TASK DATA START

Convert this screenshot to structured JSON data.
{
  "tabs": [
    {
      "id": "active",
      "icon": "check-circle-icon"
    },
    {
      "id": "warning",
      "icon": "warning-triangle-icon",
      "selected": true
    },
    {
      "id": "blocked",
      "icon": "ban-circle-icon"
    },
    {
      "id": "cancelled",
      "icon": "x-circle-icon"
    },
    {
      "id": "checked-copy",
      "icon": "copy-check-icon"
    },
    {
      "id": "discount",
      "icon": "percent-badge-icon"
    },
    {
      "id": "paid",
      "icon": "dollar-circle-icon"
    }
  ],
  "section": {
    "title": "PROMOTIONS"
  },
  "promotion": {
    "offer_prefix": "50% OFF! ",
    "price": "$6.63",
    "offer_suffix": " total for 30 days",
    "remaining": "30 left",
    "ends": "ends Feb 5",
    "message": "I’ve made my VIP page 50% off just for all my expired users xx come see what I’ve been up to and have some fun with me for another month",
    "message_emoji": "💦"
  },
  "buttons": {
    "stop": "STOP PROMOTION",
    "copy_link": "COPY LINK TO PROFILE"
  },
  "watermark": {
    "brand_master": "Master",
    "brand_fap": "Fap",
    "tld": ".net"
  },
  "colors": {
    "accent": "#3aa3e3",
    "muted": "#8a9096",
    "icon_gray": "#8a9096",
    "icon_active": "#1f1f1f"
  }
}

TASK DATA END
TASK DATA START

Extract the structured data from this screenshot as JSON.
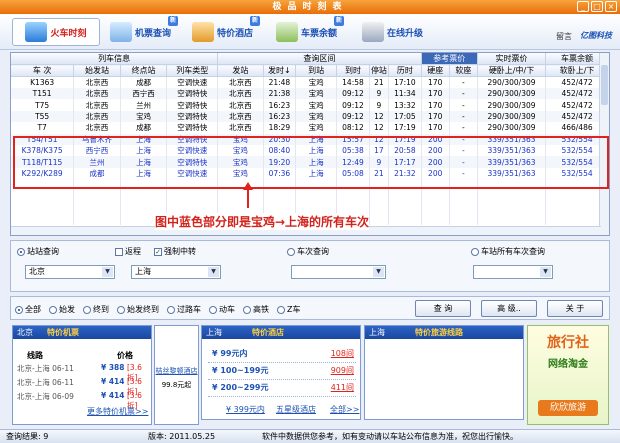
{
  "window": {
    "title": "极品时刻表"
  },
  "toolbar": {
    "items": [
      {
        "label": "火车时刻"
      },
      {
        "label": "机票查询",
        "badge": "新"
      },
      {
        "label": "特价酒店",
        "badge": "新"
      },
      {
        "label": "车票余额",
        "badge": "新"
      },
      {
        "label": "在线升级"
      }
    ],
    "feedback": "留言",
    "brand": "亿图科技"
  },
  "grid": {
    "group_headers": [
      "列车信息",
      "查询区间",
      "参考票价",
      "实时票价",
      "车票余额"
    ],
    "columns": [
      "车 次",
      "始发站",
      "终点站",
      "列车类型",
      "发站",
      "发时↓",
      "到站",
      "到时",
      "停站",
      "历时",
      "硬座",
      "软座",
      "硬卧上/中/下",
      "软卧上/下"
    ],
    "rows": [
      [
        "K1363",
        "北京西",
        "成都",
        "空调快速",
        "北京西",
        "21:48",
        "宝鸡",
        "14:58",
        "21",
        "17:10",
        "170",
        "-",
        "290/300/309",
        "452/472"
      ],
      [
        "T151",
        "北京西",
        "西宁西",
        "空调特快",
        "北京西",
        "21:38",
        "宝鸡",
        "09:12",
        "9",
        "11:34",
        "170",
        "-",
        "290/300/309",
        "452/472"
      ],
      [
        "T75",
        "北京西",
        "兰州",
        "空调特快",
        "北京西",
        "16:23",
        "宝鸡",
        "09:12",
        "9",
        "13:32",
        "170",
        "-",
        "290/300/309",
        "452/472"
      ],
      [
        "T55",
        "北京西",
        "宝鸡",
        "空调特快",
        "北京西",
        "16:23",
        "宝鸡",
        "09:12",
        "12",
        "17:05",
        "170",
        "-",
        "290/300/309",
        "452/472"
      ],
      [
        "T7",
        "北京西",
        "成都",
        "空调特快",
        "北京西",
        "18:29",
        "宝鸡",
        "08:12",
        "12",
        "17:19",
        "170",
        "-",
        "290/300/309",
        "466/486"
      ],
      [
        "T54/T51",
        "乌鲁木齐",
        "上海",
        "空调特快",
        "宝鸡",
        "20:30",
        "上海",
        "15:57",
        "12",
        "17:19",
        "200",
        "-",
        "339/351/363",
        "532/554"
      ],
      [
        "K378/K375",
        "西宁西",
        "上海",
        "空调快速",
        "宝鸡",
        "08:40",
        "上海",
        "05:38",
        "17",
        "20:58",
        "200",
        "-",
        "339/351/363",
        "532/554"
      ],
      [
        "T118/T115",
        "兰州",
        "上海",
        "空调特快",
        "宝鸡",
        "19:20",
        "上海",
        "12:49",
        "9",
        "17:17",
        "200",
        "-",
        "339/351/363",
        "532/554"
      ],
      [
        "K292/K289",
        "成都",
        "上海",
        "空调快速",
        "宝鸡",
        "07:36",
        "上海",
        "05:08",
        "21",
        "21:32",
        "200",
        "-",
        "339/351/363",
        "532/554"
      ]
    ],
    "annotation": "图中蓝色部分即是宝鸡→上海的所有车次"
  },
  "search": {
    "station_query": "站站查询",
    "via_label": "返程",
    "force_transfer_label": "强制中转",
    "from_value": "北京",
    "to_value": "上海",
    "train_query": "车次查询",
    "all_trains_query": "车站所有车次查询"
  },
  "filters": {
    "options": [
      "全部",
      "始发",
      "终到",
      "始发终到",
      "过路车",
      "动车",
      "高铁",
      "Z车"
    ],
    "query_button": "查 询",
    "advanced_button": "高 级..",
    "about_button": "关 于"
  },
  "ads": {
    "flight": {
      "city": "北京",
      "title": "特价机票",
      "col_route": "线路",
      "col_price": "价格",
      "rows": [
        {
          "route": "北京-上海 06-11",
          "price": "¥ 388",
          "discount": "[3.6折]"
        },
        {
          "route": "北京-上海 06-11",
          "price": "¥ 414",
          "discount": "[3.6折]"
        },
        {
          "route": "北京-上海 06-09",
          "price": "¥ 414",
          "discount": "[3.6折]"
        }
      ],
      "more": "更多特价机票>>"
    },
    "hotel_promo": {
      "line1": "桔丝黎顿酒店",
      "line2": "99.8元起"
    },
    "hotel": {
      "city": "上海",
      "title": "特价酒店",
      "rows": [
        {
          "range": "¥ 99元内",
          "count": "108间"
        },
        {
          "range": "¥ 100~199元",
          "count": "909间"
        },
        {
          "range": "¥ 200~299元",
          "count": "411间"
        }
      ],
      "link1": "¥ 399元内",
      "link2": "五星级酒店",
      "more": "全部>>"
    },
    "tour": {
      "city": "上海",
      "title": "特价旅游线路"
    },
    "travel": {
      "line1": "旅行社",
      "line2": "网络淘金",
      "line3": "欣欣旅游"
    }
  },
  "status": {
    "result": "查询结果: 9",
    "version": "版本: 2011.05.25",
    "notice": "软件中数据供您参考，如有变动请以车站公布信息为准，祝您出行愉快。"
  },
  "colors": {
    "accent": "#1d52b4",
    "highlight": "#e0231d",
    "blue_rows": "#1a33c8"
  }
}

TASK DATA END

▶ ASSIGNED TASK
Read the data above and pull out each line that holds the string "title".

▶ RESPONSE AREA
    "title": "PROMOTIONS"
    "title": "极品时刻表"
      "title": "特价机票",
      "title": "特价酒店",
      "title": "特价旅游线路"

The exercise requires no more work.